Dubos' Réflexions critiques sur la poésie et sur la peinture, published for the first time in 1719 (2 vols, but often reprinted in three volumes), constitute one of the works in which the theory of the arts is explained with the utmost sagacity and discrimination. Like his history of the League of Cambray, it was highly praised by Voltaire. The work was rendered more remarkable by the fact that its author had no practical acquaintance with any one of the arts whose principles he discussed. Besides the works above enumerated, a manifesto of Maximilian II Emanuel, elector of Bavaria, against the emperor Leopold (relative to the succession in Spain) has been attributed to Dubos from the excellence of the style.
"[O]ne of the greatest wants of man is to have his mind incessantly occupied.

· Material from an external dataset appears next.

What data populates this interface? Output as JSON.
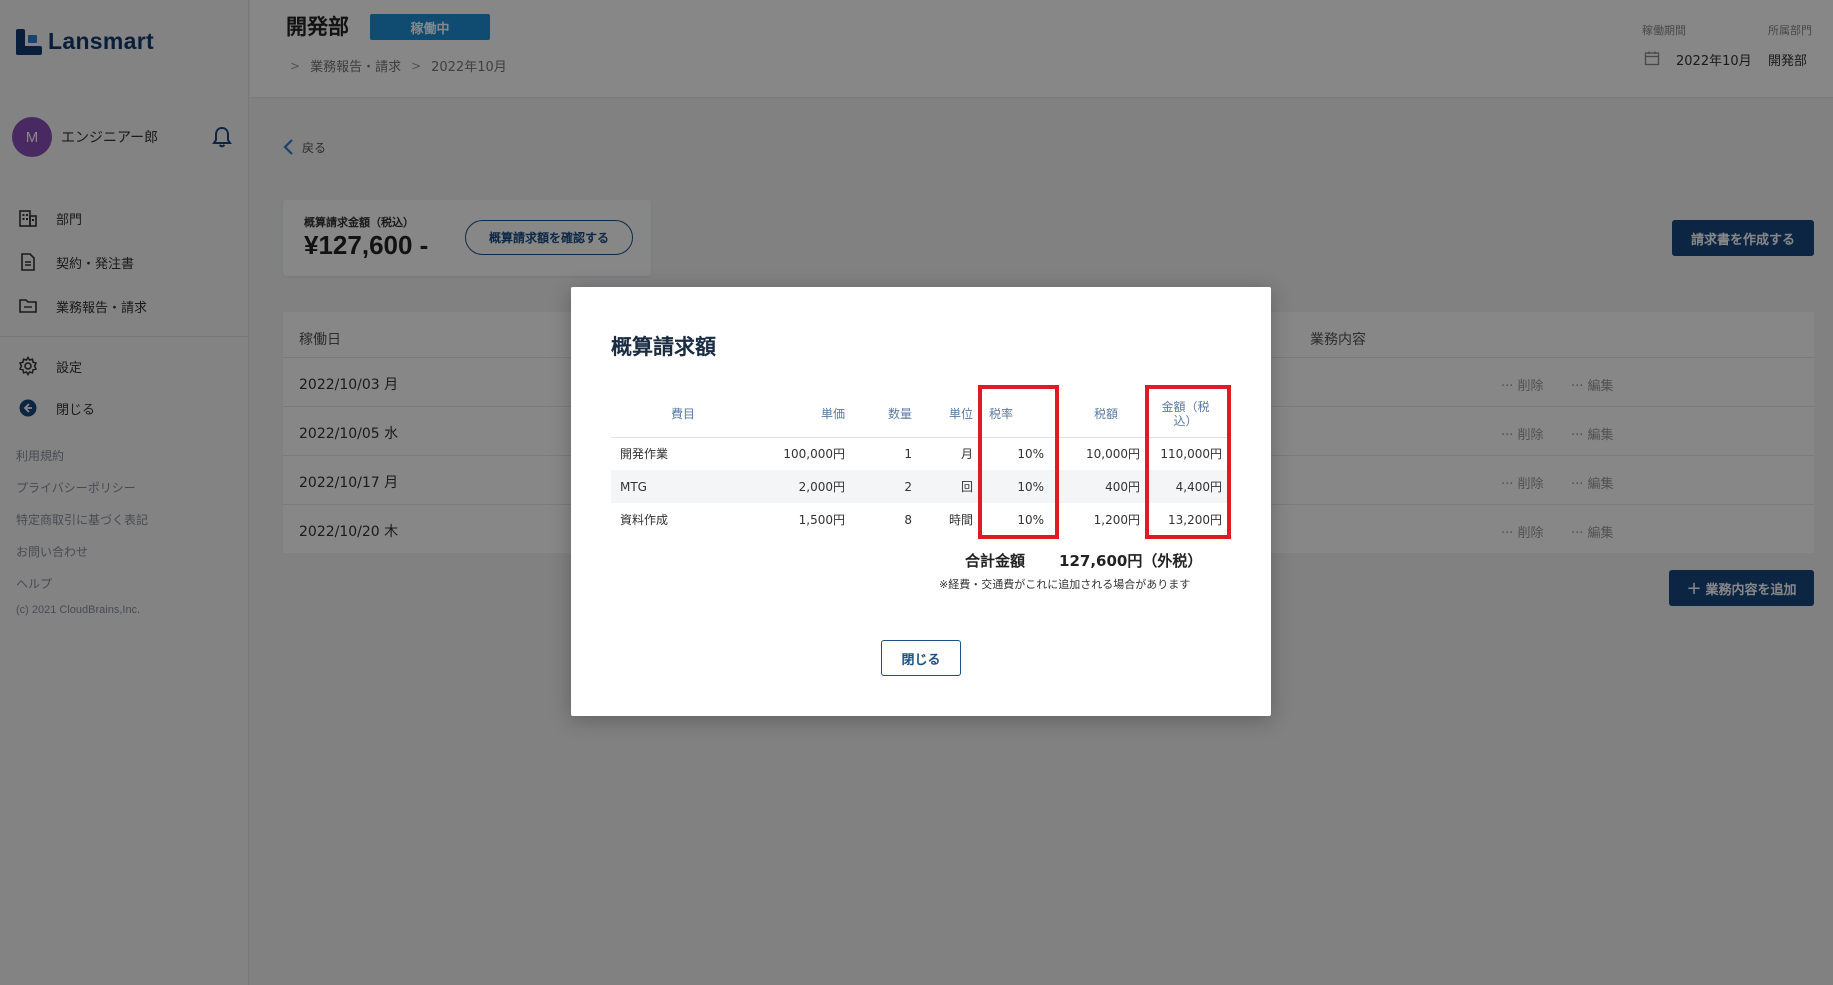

The heaviness which quickly attends the inactivity of the mind, is a situation so very disagreeable to man, that he frequently chooses to expose himself to the most painful excesses, rather than be troubled with it." Critical Reflections, I. I
- This article incorporates text from a publication now in the public domain: Chisholm, Hugh, ed. (1911). "Dubos, Jean-Baptiste". Encyclopædia Britannica (11th ed.). Cambridge University Press.
- Critical Reflections – 1748 English translation by Thomas Nugent of Dubos's Réflexions critiques sur la poésie et sur la peinture.
- An incomplete bibliography with some notes on the works.